* [Task statement] Your answer should be every line of the entries that has the string "icon" in it.

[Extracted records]
────

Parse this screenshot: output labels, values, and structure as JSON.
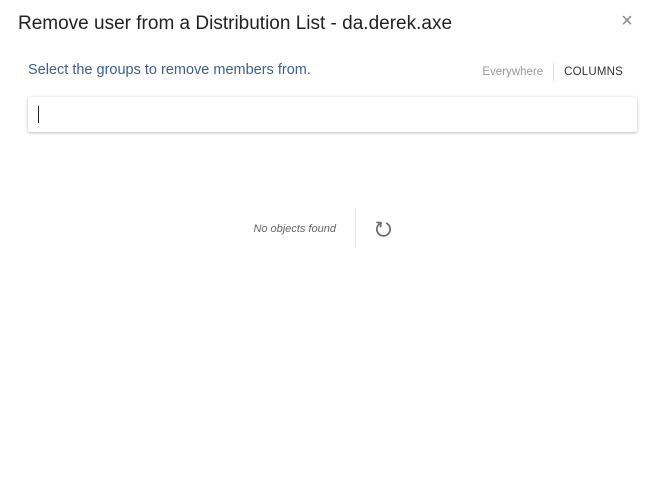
{
  "dialog": {
    "title": "Remove user from a Distribution List - da.derek.axe",
    "close_icon": "close-icon",
    "close_glyph": "×"
  },
  "header": {
    "instruction": "Select the groups to remove members from.",
    "scope_label": "Everywhere",
    "columns_label": "COLUMNS"
  },
  "search": {
    "value": "",
    "placeholder": ""
  },
  "results": {
    "empty_message": "No objects found",
    "refresh_icon": "refresh-icon"
  },
  "colors": {
    "instruction_text": "#3a5f95",
    "title_text": "#222222",
    "muted_text": "#9a9a9a",
    "background": "#ffffff"
  }
}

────

* [Task solution]
    "close_icon": "close-icon",
    "refresh_icon": "refresh-icon"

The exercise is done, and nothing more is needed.